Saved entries
'''

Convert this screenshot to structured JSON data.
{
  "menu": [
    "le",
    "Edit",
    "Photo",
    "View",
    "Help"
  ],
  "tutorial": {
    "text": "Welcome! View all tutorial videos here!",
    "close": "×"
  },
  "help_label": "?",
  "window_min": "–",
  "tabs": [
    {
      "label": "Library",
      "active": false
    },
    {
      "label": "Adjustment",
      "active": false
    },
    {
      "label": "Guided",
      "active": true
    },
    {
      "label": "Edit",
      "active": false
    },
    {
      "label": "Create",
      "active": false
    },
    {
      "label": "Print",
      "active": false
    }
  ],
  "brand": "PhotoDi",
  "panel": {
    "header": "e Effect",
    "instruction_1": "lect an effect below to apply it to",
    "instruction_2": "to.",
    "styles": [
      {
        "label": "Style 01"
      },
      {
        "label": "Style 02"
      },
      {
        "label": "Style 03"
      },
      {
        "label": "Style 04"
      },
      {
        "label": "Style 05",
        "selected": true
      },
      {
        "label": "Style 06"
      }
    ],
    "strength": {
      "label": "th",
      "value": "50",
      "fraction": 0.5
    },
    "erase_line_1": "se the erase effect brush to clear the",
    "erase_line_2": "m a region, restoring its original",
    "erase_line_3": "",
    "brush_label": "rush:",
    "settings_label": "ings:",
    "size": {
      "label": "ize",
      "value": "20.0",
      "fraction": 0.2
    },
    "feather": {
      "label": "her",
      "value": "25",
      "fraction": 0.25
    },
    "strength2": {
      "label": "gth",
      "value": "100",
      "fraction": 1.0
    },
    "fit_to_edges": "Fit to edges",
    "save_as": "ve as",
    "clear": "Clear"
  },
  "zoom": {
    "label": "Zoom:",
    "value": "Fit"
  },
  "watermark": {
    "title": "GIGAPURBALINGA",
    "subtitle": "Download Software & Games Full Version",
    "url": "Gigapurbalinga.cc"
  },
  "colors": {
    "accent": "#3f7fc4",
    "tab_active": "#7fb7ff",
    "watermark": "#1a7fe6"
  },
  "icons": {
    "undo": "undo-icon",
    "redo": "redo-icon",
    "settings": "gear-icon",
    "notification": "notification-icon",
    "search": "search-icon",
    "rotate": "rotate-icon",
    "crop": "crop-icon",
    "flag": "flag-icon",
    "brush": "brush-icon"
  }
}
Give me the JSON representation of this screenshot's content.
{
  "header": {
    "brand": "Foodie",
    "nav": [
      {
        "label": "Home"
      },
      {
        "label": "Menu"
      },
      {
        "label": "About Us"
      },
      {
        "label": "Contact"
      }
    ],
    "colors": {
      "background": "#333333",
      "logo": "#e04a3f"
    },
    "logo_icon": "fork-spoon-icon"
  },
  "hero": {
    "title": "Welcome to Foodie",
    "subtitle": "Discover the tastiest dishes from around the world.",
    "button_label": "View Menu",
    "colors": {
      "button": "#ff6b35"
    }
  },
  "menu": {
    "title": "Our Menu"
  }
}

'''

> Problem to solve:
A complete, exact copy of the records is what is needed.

> Response to the exercise:
Convert this screenshot to structured JSON data.
{
  "menu": [
    "le",
    "Edit",
    "Photo",
    "View",
    "Help"
  ],
  "tutorial": {
    "text": "Welcome! View all tutorial videos here!",
    "close": "×"
  },
  "help_label": "?",
  "window_min": "–",
  "tabs": [
    {
      "label": "Library",
      "active": false
    },
    {
      "label": "Adjustment",
      "active": false
    },
    {
      "label": "Guided",
      "active": true
    },
    {
      "label": "Edit",
      "active": false
    },
    {
      "label": "Create",
      "active": false
    },
    {
      "label": "Print",
      "active": false
    }
  ],
  "brand": "PhotoDi",
  "panel": {
    "header": "e Effect",
    "instruction_1": "lect an effect below to apply it to",
    "instruction_2": "to.",
    "styles": [
      {
        "label": "Style 01"
      },
      {
        "label": "Style 02"
      },
      {
        "label": "Style 03"
      },
      {
        "label": "Style 04"
      },
      {
        "label": "Style 05",
        "selected": true
      },
      {
        "label": "Style 06"
      }
    ],
    "strength": {
      "label": "th",
      "value": "50",
      "fraction": 0.5
    },
    "erase_line_1": "se the erase effect brush to clear the",
    "erase_line_2": "m a region, restoring its original",
    "erase_line_3": "",
    "brush_label": "rush:",
    "settings_label": "ings:",
    "size": {
      "label": "ize",
      "value": "20.0",
      "fraction": 0.2
    },
    "feather": {
      "label": "her",
      "value": "25",
      "fraction": 0.25
    },
    "strength2": {
      "label": "gth",
      "value": "100",
      "fraction": 1.0
    },
    "fit_to_edges": "Fit to edges",
    "save_as": "ve as",
    "clear": "Clear"
  },
  "zoom": {
    "label": "Zoom:",
    "value": "Fit"
  },
  "watermark": {
    "title": "GIGAPURBALINGA",
    "subtitle": "Download Software & Games Full Version",
    "url": "Gigapurbalinga.cc"
  },
  "colors": {
    "accent": "#3f7fc4",
    "tab_active": "#7fb7ff",
    "watermark": "#1a7fe6"
  },
  "icons": {
    "undo": "undo-icon",
    "redo": "redo-icon",
    "settings": "gear-icon",
    "notification": "notification-icon",
    "search": "search-icon",
    "rotate": "rotate-icon",
    "crop": "crop-icon",
    "flag": "flag-icon",
    "brush": "brush-icon"
  }
}
Give me the JSON representation of this screenshot's content.
{
  "header": {
    "brand": "Foodie",
    "nav": [
      {
        "label": "Home"
      },
      {
        "label": "Menu"
      },
      {
        "label": "About Us"
      },
      {
        "label": "Contact"
      }
    ],
    "colors": {
      "background": "#333333",
      "logo": "#e04a3f"
    },
    "logo_icon": "fork-spoon-icon"
  },
  "hero": {
    "title": "Welcome to Foodie",
    "subtitle": "Discover the tastiest dishes from around the world.",
    "button_label": "View Menu",
    "colors": {
      "button": "#ff6b35"
    }
  },
  "menu": {
    "title": "Our Menu"
  }
}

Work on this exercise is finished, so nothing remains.